#Use PowerShell to create an SSH tunnel for a Remote Desktop Connection (RDP) to another computer with OpenSSH-Server installed
#Just the code:
Start-Process ssh -ArgumentList "-N -L 127.0.0.3:13389:10.4.0.12:3389 10.4.0.12 -l sshuser" -Verb open (Read-Host 'Press Enter to continue...')|Out-Null &mstsc /V:127.0.0.3:13389 /prompt
#The Long Story…
#Install SSH Server on Windows 10 or Windows 2019
#Use PowerShell to open SSH in a cmd.exe window that will control the SSH tunnel.
Start-Process ssh -ArgumentList "-N -L 127.0.0.3:13389:10.4.0.12:3389 10.4.0.12 -l sshuser" -Verb open
#The commands will pause while you login to the SSH tunnel session. In this example 127.0.0.3:13889 is the tunnel entrance. 10.4.0.12:3389 is the tunnel destination and will most likely be different for you. In my case it is a Microsoft Windows Server 2019 server that I connect to from a Windows 10 Professional client.
#10.4.0.12 is the address of the SSH server and sshuser is an account on the destination machine. The account used doesn’t need additional rights beyond User rights on Windows 10 to create the tunnel but you will need additional rights to connect via RDP.
#Login to SSH tunnel
#Type in the password for sshuser
#The first time you connect to a new SSH host computer you must accept the SSH key that is presented. Type yes if prompted with a message similar to the text below.
The authenticity of host 'servername (10.04.00.02)' can't be established. ECDSA key fingerprint is SHA256:(<a large string>). Are you sure you want to continue connecting (yes/no)?
#Leave this window open. Minimize if you need to but it needs to stay running for the tunnel traffic to use.
#This will end with a window that looks like it hangs after you login. It is not hung. That window is where the tunnel runs through. Do not close it. Minimize the window and go back to your script. Press Enter to continue…
#Go back to the PowerShell window and press Enter to launch mstsc.exe and make a Remote Desktop Connection using the new SSH tunnel.
(Read-Host 'Press Enter to continue...')|Out-Null
#Launch mstsc.exe with the new loopback IP and made up port number
#Use the & call operator to force PowerShell to treat the string as a command to be executed and run mstsc.exe which is the Windows command to launch the Remote Desktop Services client also know as Microsoft Terminal Services client (mstsc).
&mstsc /V:127.0.0.3:13389 /prompt
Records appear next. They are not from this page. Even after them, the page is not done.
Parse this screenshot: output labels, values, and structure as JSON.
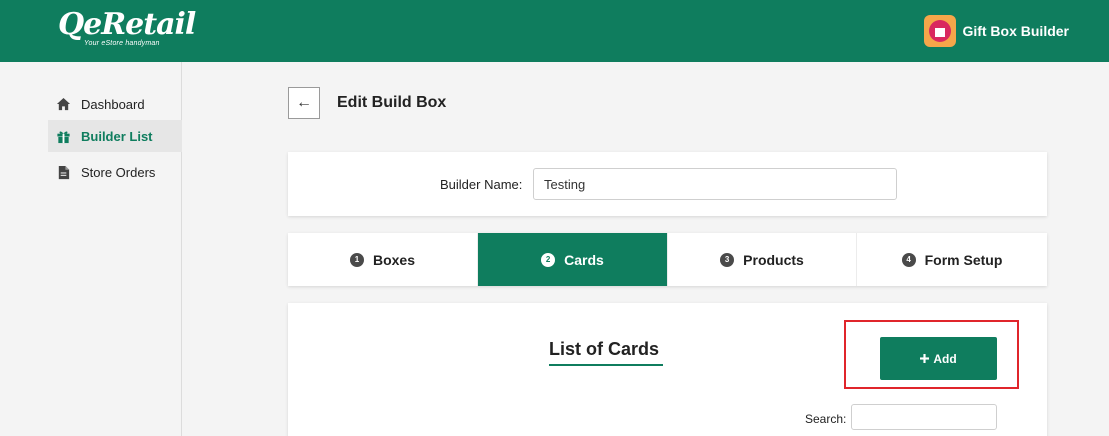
{
  "header": {
    "logo_text": "QeRetail",
    "logo_tagline": "Your eStore handyman",
    "app_name": "Gift Box Builder",
    "brand_color": "#0f7d5e"
  },
  "sidebar": {
    "items": [
      {
        "label": "Dashboard",
        "icon": "home-icon"
      },
      {
        "label": "Builder List",
        "icon": "gift-icon",
        "active": true
      },
      {
        "label": "Store Orders",
        "icon": "document-icon"
      }
    ]
  },
  "page": {
    "back_symbol": "←",
    "title": "Edit Build Box"
  },
  "builder": {
    "name_label": "Builder Name:",
    "name_value": "Testing"
  },
  "tabs": [
    {
      "num": "1",
      "label": "Boxes"
    },
    {
      "num": "2",
      "label": "Cards",
      "active": true
    },
    {
      "num": "3",
      "label": "Products"
    },
    {
      "num": "4",
      "label": "Form Setup"
    }
  ],
  "list": {
    "title": "List of Cards",
    "add_label": "Add",
    "add_icon": "plus-icon",
    "search_label": "Search:",
    "search_value": ""
  }
}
#I used code and knowledge from the page linked below to create this but the code I use is modified to combine techniques and concepts shown there when using PowerShell.
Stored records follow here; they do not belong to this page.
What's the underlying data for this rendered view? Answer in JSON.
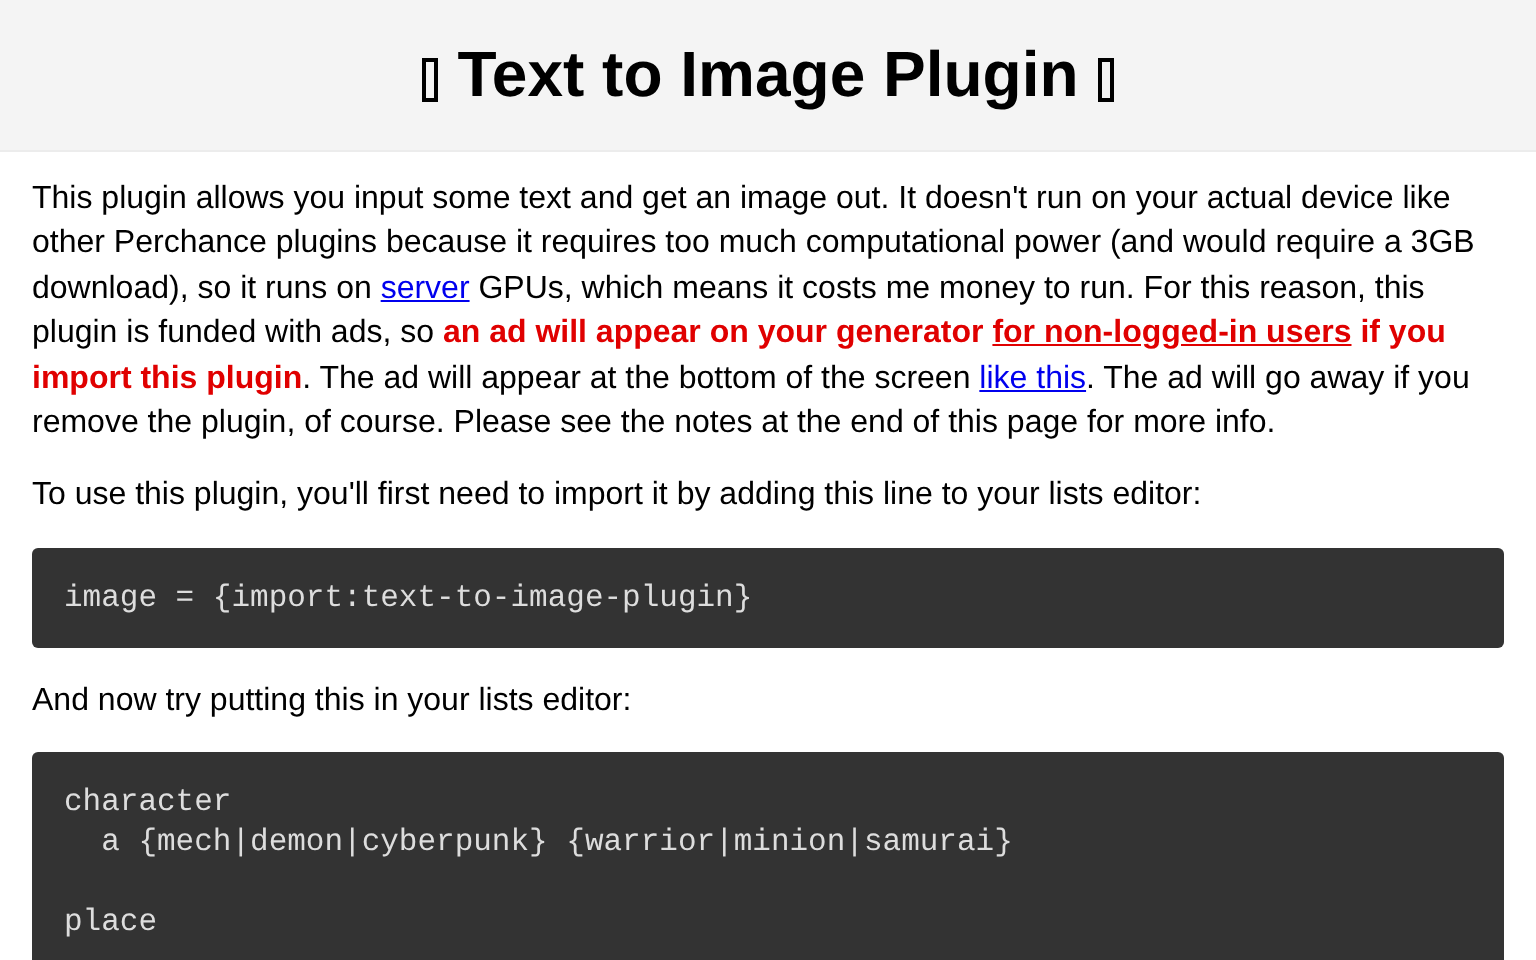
{
  "header": {
    "title": "Text to Image Plugin",
    "missing_glyph_left": true,
    "missing_glyph_right": true
  },
  "intro": [
    {
      "kind": "text",
      "text": "This plugin allows you input some text and get an image out. It doesn't run on your actual device like other Perchance plugins because it requires too much computational power (and would require a 3GB download), so it runs on "
    },
    {
      "kind": "link",
      "text": "server"
    },
    {
      "kind": "text",
      "text": " GPUs, which means it costs me money to run. For this reason, this plugin is funded with ads, so "
    },
    {
      "kind": "alert",
      "text": "an ad will appear on your generator "
    },
    {
      "kind": "alert_link",
      "text": "for non-logged-in users"
    },
    {
      "kind": "alert",
      "text": " if you import this plugin"
    },
    {
      "kind": "text",
      "text": ". The ad will appear at the bottom of the screen "
    },
    {
      "kind": "link",
      "text": "like this"
    },
    {
      "kind": "text",
      "text": ". The ad will go away if you remove the plugin, of course. Please see the notes at the end of this page for more info."
    }
  ],
  "blocks": [
    {
      "kind": "paragraph",
      "text": "To use this plugin, you'll first need to import it by adding this line to your lists editor:"
    },
    {
      "kind": "code",
      "text": "image = {import:text-to-image-plugin}"
    },
    {
      "kind": "paragraph",
      "text": "And now try putting this in your lists editor:"
    },
    {
      "kind": "code",
      "text": "character\n  a {mech|demon|cyberpunk} {warrior|minion|samurai}\n\nplace"
    }
  ]
}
#This site has information on using Putty and Linux to create SSH tunnel connections as well.